You may take damage to your abdomen from its claws while this is going on, so be fast.

Then go to the hospital to get stitched up and get antibiotics.

For multiple dogs a pump-action shotgun is about what you need.

Lyra Jean
06-30-2007, 08:07 PM
My brother was attacked by a pit bull. We lived in a duplex and the owners were the people next to us. The dog was kept on a lead in the front yard. They trained to attack the tire swing in their yard and their kids threw rocks at it. I don't think the adults knew about the rock throwing.

My brother was coming home and didn't see the dog on the lead and it got a hold of him. I know it scratched up his back and maybe bit him on the shoulder. The doctors said it was a good thing the dog was just a puppy or my brother would be dead. He has no scars physically. He is very afraid of dogs now of all sizes. He just now able to come to a friend's house and they own two dogs. But if they bark then he jumps out of skin. Not that I blame him for any of it.

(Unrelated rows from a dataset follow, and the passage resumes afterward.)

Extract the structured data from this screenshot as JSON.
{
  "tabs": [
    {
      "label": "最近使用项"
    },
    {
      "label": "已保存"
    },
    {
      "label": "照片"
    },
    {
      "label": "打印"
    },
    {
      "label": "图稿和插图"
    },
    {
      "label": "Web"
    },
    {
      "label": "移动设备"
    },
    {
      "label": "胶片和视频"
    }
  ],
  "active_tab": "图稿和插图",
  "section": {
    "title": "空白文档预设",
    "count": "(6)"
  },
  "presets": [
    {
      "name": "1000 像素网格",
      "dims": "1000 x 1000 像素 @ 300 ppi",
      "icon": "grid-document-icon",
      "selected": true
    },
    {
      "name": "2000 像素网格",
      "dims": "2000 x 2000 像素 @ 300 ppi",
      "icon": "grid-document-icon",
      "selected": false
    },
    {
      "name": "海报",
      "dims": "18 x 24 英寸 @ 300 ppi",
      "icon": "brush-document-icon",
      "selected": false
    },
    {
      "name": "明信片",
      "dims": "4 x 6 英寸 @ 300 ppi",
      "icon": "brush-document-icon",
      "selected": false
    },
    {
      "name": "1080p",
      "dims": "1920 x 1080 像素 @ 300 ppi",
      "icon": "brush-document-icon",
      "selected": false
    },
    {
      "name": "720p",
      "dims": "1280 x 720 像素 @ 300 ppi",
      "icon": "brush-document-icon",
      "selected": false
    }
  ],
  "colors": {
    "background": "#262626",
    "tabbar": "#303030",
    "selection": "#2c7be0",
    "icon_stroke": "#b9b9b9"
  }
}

We could never get the neighbors to pay for medical bills either. Although I believe the dog was put down.

ErylRavenwell
07-01-2007, 09:17 AM
Never been bitten by a dog. I always froze when the dog charged me as a kid. I think I got good survival instincts hardwired. If you run, the dog's chase reflex is triggered.

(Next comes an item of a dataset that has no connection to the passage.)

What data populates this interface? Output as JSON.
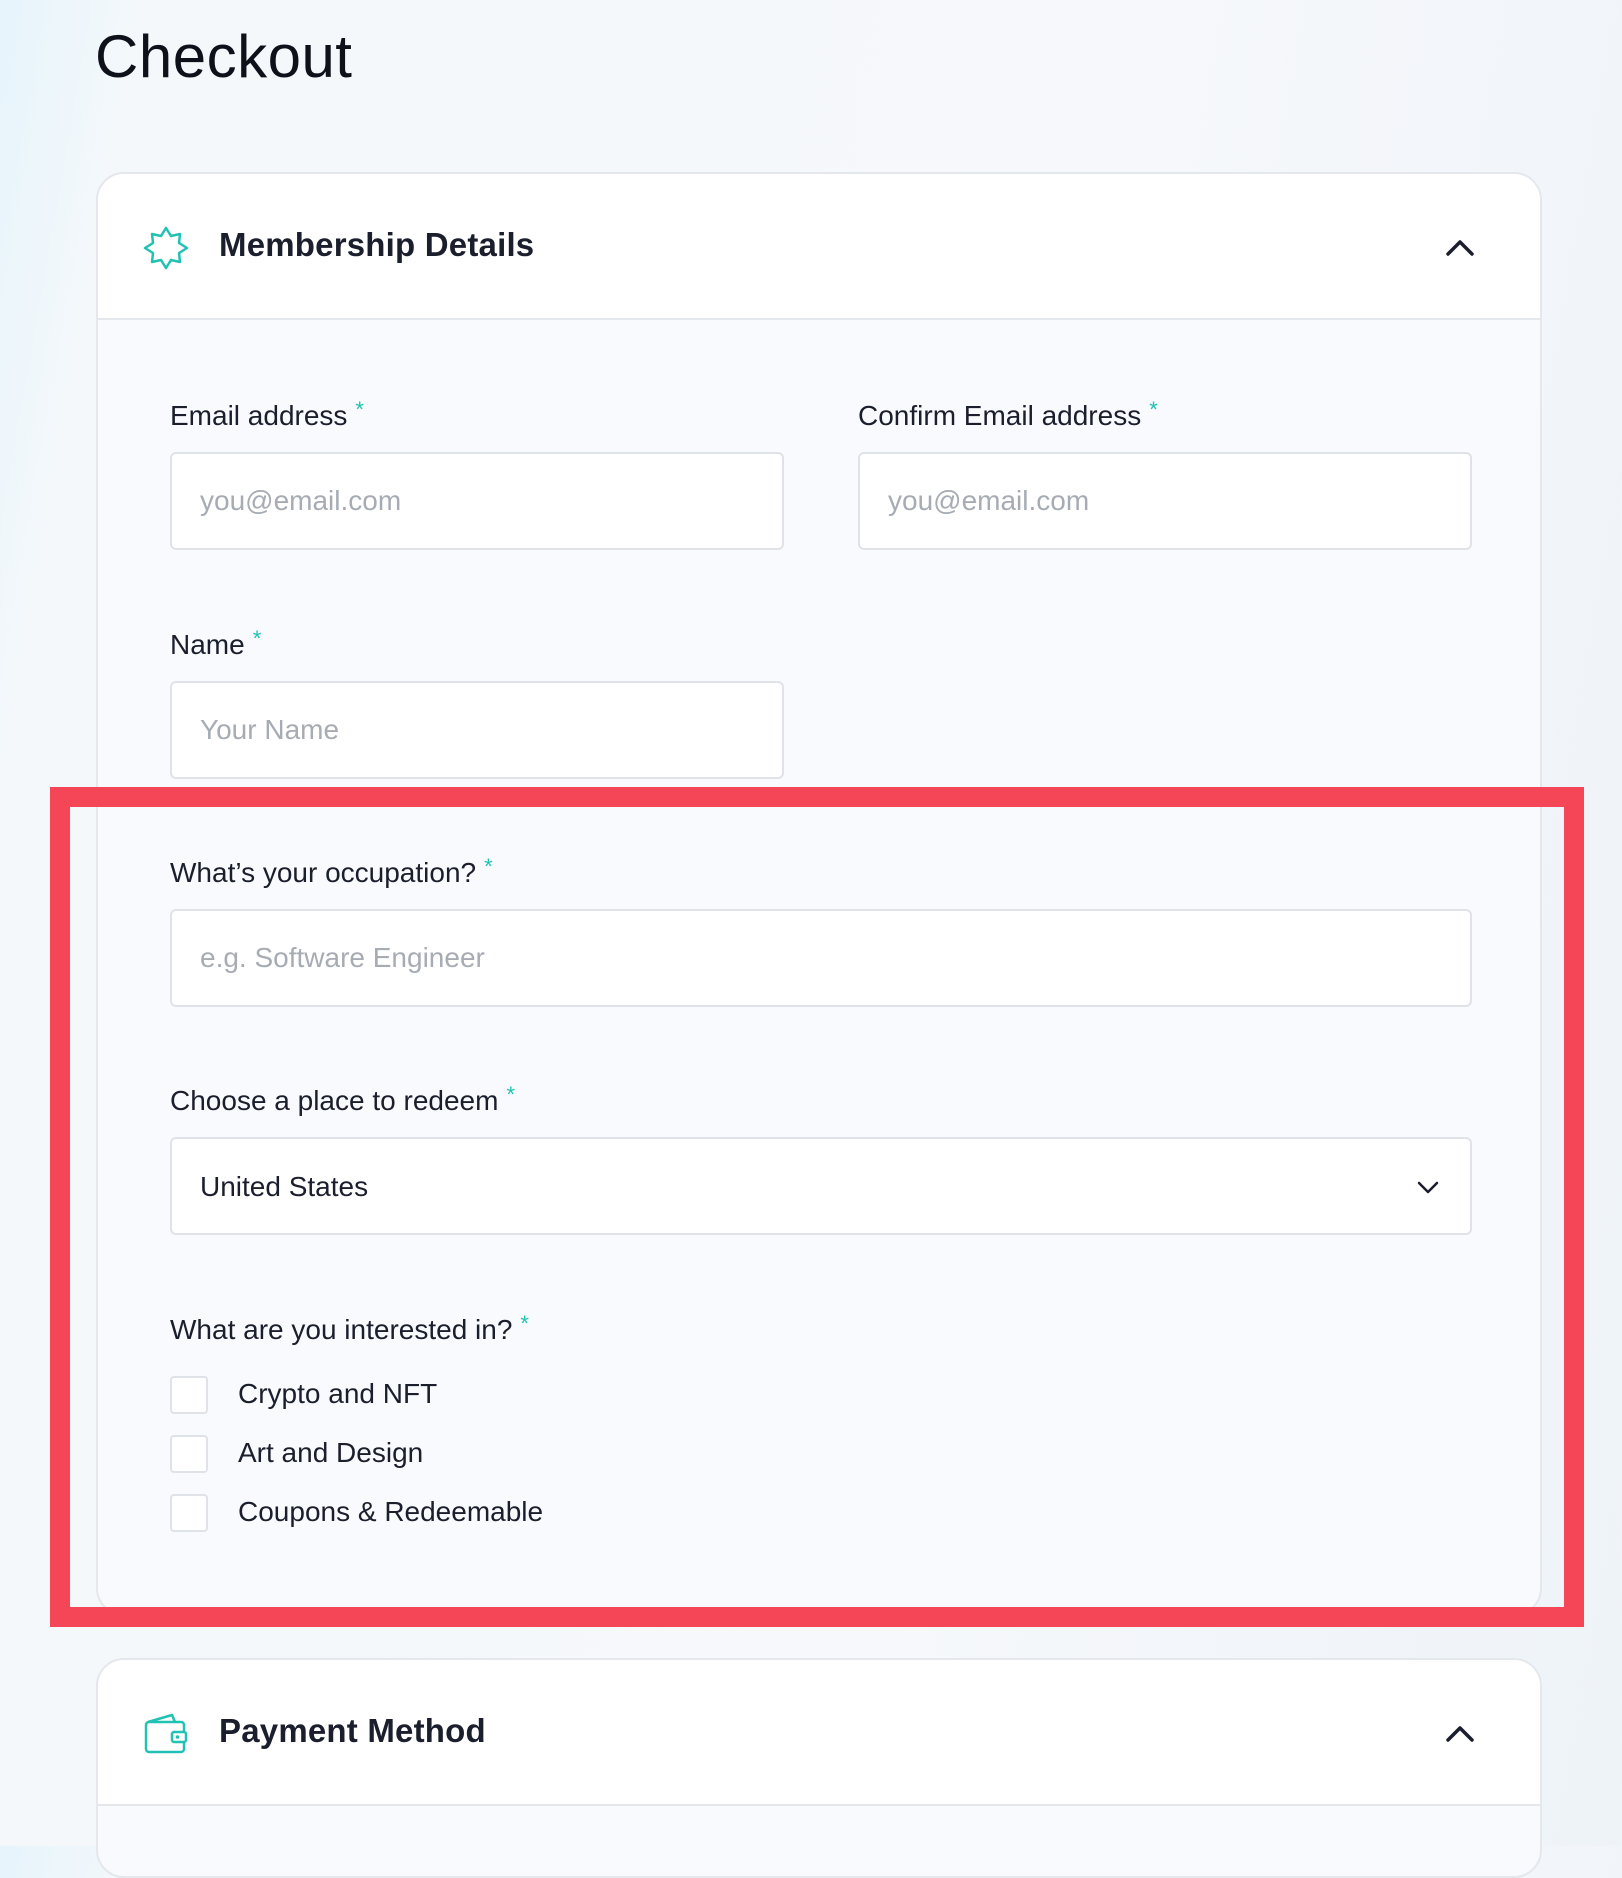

Leva
07-03-2007, 12:14 AM
I thought I posted this before but it looks like it got munched.

I used to ride my mare in a rural area with a noted problem with dog packs, both "domestic" and "feral" -- the domestic ones being the packs owned by resident(s) and arguably better fed and in better shape. Some of these dog packs were known to take down large livestock -- horses, cattle.

Anyway.

One thing I discovered is that, when I was on horseback, a lot of dogs are more bark than bite. A big show of aggression back and they'd bolt. I'd generally turn my mare around, scream like a madwoman, and charge the dogs and they'd take off in a hurry -- though it helped that if they didn't run, the mare could and would go after them with her teeth and hooves and I rode with a dressage whip that was long enough to nail them. She was an old range mare who didn't think much of dogs and knew she was bigger and meaner than they were ... it got to be quite a game to chase the dogs across the desert. :-)

I am not sure how this would translate to a person on foot, but it's worth noting how quickly dogs can turn from "I'm going to eat you!" to tail-between-the-legs fleeing in a panic if somebody calls their bluff.

And if I'd run from them on horseback I'm 100% sure some of the packs would have given serious chase.

Leva

Selimthegrim
07-03-2007, 02:02 AM
Where a dog bites depends largely upon whether it is trained or untrained, and what sort of training it has had. I've done schutzhund training with my German shepherds, which is protection dog work. It's very similar to what the police use. In schutzhund, the dogs are trained to bite the person on the arm, so that his where they will bite when they attack someone. There is special training done with people running away to ensure that the dog takes them by the arm.

Most of the dogs I've seen in schutzhund have been sixty to ninety pounds, all German shepherds. A full grown man, running from the dog, will often get dropped when it latches onto his arm, but not necessarily. Usually, when chasing a person, the dog will lunge, grab the arm, and hang. The smaller the person and the bigger the dog, the more likely the person will go to the ground. The schutzhund and police dogs are trained to hang on to that arm once the guy is down, and not do anything else. So, if it's a trained dog, multiple bites are much less likely than an untrained dog.

I haven't seen any untrained dog attacks, so I'm not sure how that would go down. However, I find it likely that the dog would go for the legs in that scenario.

As to self-defense scenarios involving dogs, the police canine handlers I've talked to all recommend not running, and kicking the dog with the point of your toe (if you're wearing shoes). You want to kick the dog in either the sternum or the ribs, as dogs have less muscle in those places to protect them. A good kick to the sternum can kill a dog, and a kick to the ribs is likely to break them. However, if you have a dog that is dead set on killing you, then it will probably take significantly more force than that to deter it.